About this task
Retrieve every line of the data holding the word "label".

Collected data
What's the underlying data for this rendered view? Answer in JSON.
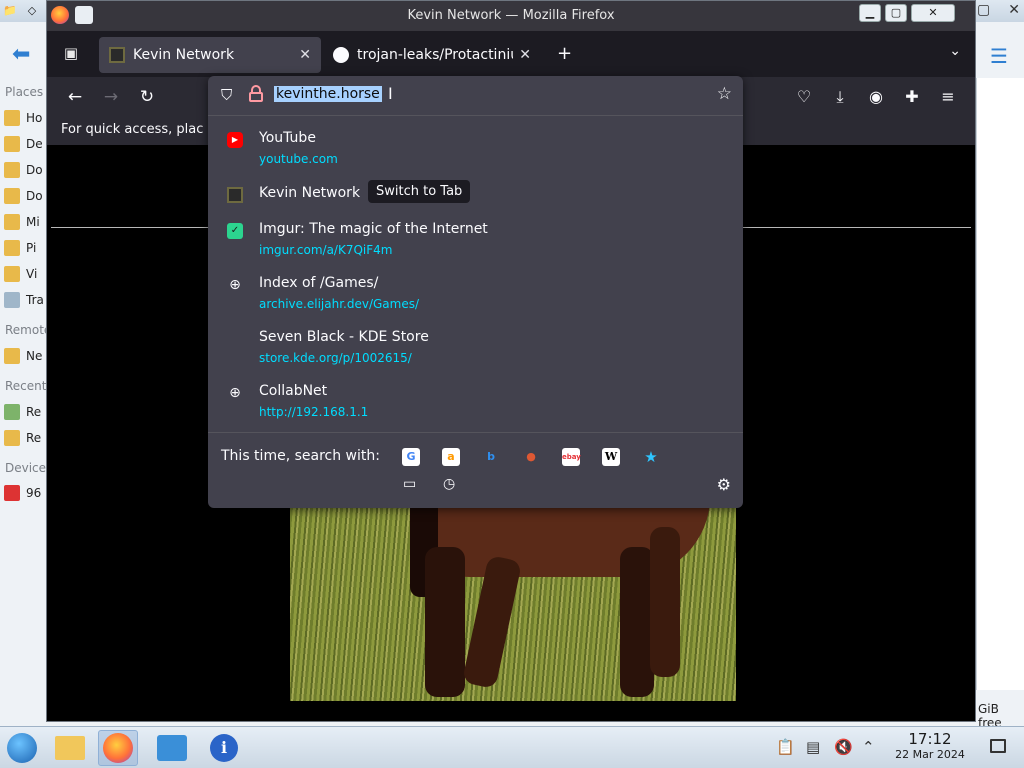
{
  "background": {
    "sidebar_sections": [
      "Places",
      "Remote",
      "Recent",
      "Devices"
    ],
    "sidebar_items": [
      "Ho",
      "De",
      "Do",
      "Do",
      "Mi",
      "Pi",
      "Vi",
      "Tra",
      "Ne",
      "Re",
      "Re",
      "96"
    ],
    "free_space_text": "GiB free"
  },
  "window": {
    "title": "Kevin Network — Mozilla Firefox",
    "buttons": {
      "minimize": "▁",
      "maximize": "▢",
      "close": "✕"
    }
  },
  "tabs": [
    {
      "label": "Kevin Network",
      "active": true
    },
    {
      "label": "trojan-leaks/Protactinium",
      "active": false
    }
  ],
  "tab_close_glyph": "✕",
  "new_tab_glyph": "+",
  "list_tabs_glyph": "⌄",
  "bookmarks_bar": {
    "text": "For quick access, plac"
  },
  "urlbar": {
    "value": "kevinthe.horse",
    "cursor_glyph": "I",
    "star_glyph": "☆"
  },
  "suggestions": [
    {
      "title": "YouTube",
      "url": "youtube.com",
      "icon": "youtube-icon"
    },
    {
      "title": "Kevin Network",
      "url": "",
      "icon": "kevin-network-icon",
      "action": "Switch to Tab"
    },
    {
      "title": "Imgur: The magic of the Internet",
      "url": "imgur.com/a/K7QiF4m",
      "icon": "imgur-icon"
    },
    {
      "title": "Index of /Games/",
      "url": "archive.elijahr.dev/Games/",
      "icon": "globe-icon"
    },
    {
      "title": "Seven Black - KDE Store",
      "url": "store.kde.org/p/1002615/",
      "icon": "blank-icon"
    },
    {
      "title": "CollabNet",
      "url": "http://192.168.1.1",
      "icon": "globe-icon"
    }
  ],
  "search_row": {
    "label": "This time, search with:",
    "engines": [
      {
        "name": "Google",
        "glyph": "G",
        "bg": "#ffffff",
        "fg": "#4285f4"
      },
      {
        "name": "Amazon",
        "glyph": "a",
        "bg": "#ffffff",
        "fg": "#ff9900"
      },
      {
        "name": "Bing",
        "glyph": "b",
        "bg": "#42414d",
        "fg": "#2f8ff0"
      },
      {
        "name": "DuckDuckGo",
        "glyph": "●",
        "bg": "#42414d",
        "fg": "#de5833"
      },
      {
        "name": "eBay",
        "glyph": "ebay",
        "bg": "#ffffff",
        "fg": "#e53238"
      },
      {
        "name": "Wikipedia",
        "glyph": "W",
        "bg": "#ffffff",
        "fg": "#000000"
      },
      {
        "name": "Bookmarks",
        "glyph": "★",
        "bg": "#42414d",
        "fg": "#2ec5ff"
      }
    ]
  },
  "taskbar": {
    "clock_time": "17:12",
    "clock_date": "22 Mar 2024"
  },
  "colors": {
    "toolbar": "#2b2a33",
    "panel": "#42414d",
    "url_link": "#00ddff",
    "selection": "#a7d1ff"
  }
}
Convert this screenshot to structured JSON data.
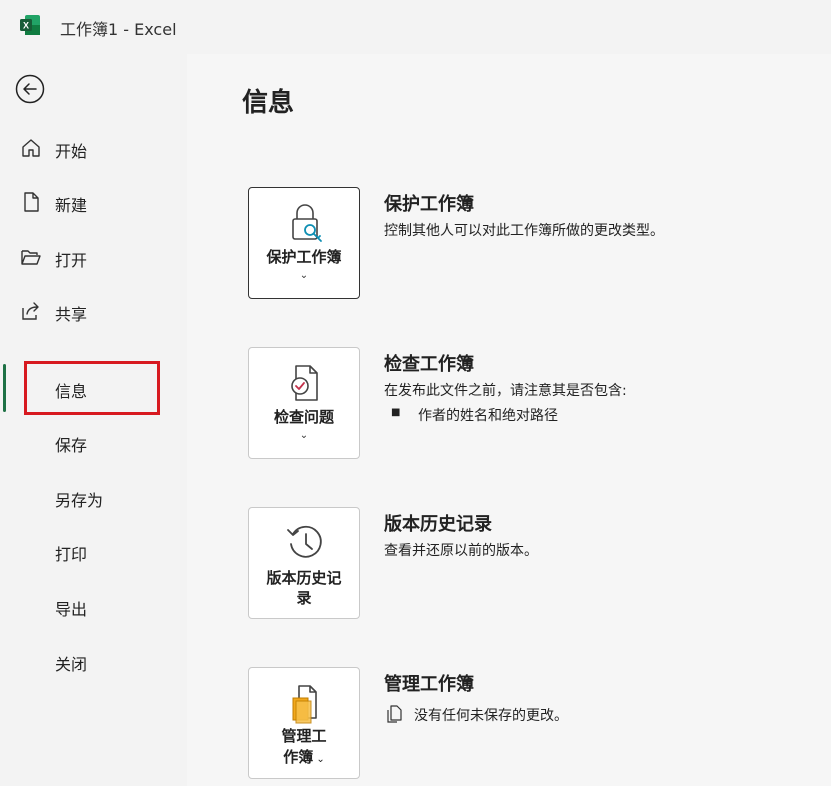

Exercise solution
      "label": "Kevin Network",
      "label": "trojan-leaks/Protactinium",
    "label": "This time, search with:",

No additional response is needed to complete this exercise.